The term ‘self hating’ is a strong one used in many cultures and communities. A Jew who publicly criticizes Israel or the Jewish community may often be labeled as self hating. Unfortunately labels rarely help anyone because they mask the real issues.
Often real and serious concerns are brushed aside by the use of a label. This is not to say that self hating sycophants do not exist. No doubt they do - as we shall explain. However one must caution that not all disaffected people are self hating and nor should they all be labeled that way.
The real distinction seems to be how one goes about it. The best way to effect change in a community is from within. Those who are sincerely pained by the goings on in Israel or in the Jewish community as a whole would try to use their influence within that community to effect change.
Self hate is only a legitimate label to those who shun the Jewish community or whole segments of it. Such people endeavor to damage Jewish causes from the outside. There are numerous public instances of this.
For example the deeply misguided Jewish woman who stood as a candidate for the fascist British National Party in England, or some of the well known Jewish academics who stand shoulder to shoulder with Hizbullah and Hamas. One might even add the Neturai Karta who have cuddled up with the virulently anti-Semitic Iranian regime and other anti-Israeli groups.
However, recently I have encountered a more subtle form of Jewish self-hate, in the form of so called ‘enlightened’ Jews who refuse to associate themselves with people who practice a ‘backward’ religion.
These Jews are embarrassed by their fellow Jews especially if they are somewhat observant or traditional. They would rather socialize with gentiles. Interestingly, this type of self-hate is found mostly amongst liberal minded secular Ashkenazi Jews.
Since moving to Colorado just over a year ago I have experienced this first hand. It is obvious to all that I am an observant Jew, and most people I meet, Jewish and gentile, liberal and conservative, religious or secular, treat this fact with respect and admiration.
However a few will always make a point of letting me know that they want to have nothing to do with a person who clings to the kind of “backward” and “blinkered” practices and beliefs that I do.
Now, disagreement is certainly a good thing and so is debate. However, it seems amazing that people who consider themselves open minded and liberal should be so virulently against traditional Judaism and its adherents to the extent that they want to have nothing to do with them.
Surely the opposite should be true: The more open minded and liberal one is the more accepting of differences and diversity one should be. There seems to be an inherent contradiction in claiming to be liberal and yet being intolerant of difference.

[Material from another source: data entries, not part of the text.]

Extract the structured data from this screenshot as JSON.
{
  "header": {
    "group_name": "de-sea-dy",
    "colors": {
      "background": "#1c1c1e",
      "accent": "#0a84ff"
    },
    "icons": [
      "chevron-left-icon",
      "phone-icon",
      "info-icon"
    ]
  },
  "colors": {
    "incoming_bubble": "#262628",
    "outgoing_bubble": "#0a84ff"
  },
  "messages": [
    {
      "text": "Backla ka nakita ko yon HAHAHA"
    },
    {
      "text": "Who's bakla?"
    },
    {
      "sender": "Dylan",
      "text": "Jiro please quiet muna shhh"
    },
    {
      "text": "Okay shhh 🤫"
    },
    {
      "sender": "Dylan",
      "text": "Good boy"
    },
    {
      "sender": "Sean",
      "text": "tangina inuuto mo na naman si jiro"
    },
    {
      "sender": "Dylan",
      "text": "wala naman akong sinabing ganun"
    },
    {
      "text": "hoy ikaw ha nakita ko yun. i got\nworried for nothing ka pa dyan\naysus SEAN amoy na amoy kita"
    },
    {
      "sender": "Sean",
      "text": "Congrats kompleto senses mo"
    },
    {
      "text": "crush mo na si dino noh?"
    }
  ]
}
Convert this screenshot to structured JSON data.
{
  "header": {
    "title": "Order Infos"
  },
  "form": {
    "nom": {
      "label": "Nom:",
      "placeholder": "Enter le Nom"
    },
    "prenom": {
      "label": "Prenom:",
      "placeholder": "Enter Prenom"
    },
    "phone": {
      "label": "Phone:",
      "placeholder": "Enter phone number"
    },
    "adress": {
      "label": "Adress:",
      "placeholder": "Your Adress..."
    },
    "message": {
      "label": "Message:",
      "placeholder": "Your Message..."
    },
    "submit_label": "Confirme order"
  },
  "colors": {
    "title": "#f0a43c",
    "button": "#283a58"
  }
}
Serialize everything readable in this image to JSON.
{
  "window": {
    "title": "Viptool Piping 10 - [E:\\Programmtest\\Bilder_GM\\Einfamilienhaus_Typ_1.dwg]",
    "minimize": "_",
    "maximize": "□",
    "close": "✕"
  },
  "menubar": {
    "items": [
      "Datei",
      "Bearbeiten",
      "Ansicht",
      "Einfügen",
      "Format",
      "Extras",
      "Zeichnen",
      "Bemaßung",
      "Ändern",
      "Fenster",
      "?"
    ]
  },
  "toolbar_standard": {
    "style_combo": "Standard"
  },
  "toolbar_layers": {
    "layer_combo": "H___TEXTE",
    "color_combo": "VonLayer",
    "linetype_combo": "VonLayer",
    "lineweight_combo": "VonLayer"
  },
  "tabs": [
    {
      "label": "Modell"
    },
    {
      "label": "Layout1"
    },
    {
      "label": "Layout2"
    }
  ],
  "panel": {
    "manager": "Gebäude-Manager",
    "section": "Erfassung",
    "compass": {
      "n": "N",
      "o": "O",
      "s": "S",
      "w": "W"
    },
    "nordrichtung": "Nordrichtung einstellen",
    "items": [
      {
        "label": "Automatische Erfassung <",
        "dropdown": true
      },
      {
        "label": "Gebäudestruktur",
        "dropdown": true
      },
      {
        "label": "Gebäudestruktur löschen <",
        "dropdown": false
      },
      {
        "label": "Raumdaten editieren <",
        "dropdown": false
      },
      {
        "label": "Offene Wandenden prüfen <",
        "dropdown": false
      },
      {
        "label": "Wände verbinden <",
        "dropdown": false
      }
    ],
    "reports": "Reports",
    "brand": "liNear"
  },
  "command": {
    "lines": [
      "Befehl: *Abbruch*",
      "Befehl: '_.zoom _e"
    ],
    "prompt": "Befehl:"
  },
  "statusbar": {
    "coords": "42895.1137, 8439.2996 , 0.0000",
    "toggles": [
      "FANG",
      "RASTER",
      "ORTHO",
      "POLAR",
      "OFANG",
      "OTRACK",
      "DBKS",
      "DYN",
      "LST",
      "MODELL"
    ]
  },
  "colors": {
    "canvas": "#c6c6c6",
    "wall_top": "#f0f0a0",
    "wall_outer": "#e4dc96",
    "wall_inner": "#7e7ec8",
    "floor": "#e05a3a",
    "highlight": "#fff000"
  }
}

The conclusion is inescapable: intolerance and bigotry are not symptoms of religion or of secularism. They are born out of human deficiency. Education can help combat these negative human traits, once one identifies them as such and has the will to overcome them. Unfortunately though, many of our brethren are in denial about this.
For our part, religious communities, on both the lay and spiritual leadership levels must try to reduce the sense of alienation some Jews end up feeling. Synagogues and communities must become more welcoming and open so that people should not feel that they must dissociate themselves from the community or hate it because of their concerns and disagreements.
We must make room for all those who feel disenfranchised by our religion to return and re-examine it, to ask the questions and to educate themselves. If we do this, more will feel a part of the process and the desire to undermine fellow Jews and Judaism from the outside will be eliminated.
Rabbi Levi Brackman is executive director of Judaism in the Foothills
and the author of numerous articles on a whole range of topics and issues, many of which can be found on his website